During the Renaissance period, the builders of kachelofens were part of a distinct trade and were called hafnermeisters.
A kachelofen uses a maze-like passage created out of firebrick to release gases and smoke from the wood fire slowly, allowing the firebrick to retain as much heat as possible from the gases and smoke.
The ceramic tile surrounding the kachelofen also acts as insulation to retain heat.
Kachelofens were carefully designed so that the minimum amount of heat would escape, only as much as needed to warm the flue to maintain a proper air draught.
The firebrick used in kachelofen construction holds 80% more heat than ferrous metals such as cast iron, while its heat conductivity is 1/45 that of iron or steel. A kachelofen is efficient enough to warm a house for up to 6 to 12 hours after the fire has stopped burning.
Traditional kachelofen in Casa Taraneasca, Romania. Courtesy of Asta Jankune

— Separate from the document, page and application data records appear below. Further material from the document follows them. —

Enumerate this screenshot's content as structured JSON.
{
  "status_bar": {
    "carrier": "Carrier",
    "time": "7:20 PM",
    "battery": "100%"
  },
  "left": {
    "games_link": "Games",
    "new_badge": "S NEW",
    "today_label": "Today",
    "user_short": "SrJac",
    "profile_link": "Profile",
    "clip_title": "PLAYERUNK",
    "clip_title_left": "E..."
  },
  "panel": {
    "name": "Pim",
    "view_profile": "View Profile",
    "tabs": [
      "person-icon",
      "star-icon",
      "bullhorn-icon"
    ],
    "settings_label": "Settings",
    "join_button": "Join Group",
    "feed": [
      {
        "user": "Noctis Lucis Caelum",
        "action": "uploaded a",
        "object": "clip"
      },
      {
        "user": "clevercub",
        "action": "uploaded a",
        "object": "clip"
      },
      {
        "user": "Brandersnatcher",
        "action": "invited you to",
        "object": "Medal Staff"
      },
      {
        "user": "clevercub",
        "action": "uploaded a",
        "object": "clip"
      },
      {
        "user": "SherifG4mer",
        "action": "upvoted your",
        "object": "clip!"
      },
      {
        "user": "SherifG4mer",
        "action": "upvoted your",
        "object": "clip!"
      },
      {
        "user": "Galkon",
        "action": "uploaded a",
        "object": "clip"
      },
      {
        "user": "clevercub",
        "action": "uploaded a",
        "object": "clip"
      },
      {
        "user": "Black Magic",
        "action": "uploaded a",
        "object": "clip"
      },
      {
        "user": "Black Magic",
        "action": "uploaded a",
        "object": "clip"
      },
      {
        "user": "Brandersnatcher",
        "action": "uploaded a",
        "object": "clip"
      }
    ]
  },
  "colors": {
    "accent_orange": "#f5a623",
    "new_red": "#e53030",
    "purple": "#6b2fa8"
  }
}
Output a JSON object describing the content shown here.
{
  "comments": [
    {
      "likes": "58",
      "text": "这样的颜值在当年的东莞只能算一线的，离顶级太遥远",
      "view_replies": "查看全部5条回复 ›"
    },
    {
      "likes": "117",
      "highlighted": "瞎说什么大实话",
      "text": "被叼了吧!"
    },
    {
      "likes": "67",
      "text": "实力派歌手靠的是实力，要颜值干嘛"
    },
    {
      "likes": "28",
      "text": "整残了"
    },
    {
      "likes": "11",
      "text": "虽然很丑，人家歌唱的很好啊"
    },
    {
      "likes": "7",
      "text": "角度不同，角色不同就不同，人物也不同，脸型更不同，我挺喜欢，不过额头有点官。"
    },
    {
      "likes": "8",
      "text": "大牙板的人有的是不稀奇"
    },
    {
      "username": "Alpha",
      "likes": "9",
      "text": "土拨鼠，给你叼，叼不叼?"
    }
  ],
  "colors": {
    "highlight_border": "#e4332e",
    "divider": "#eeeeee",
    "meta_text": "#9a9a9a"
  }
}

Integral PermaCulture Curriculum > 4. Energy & EcoTech > 9. & 10. EcoTechnology > a) Heating >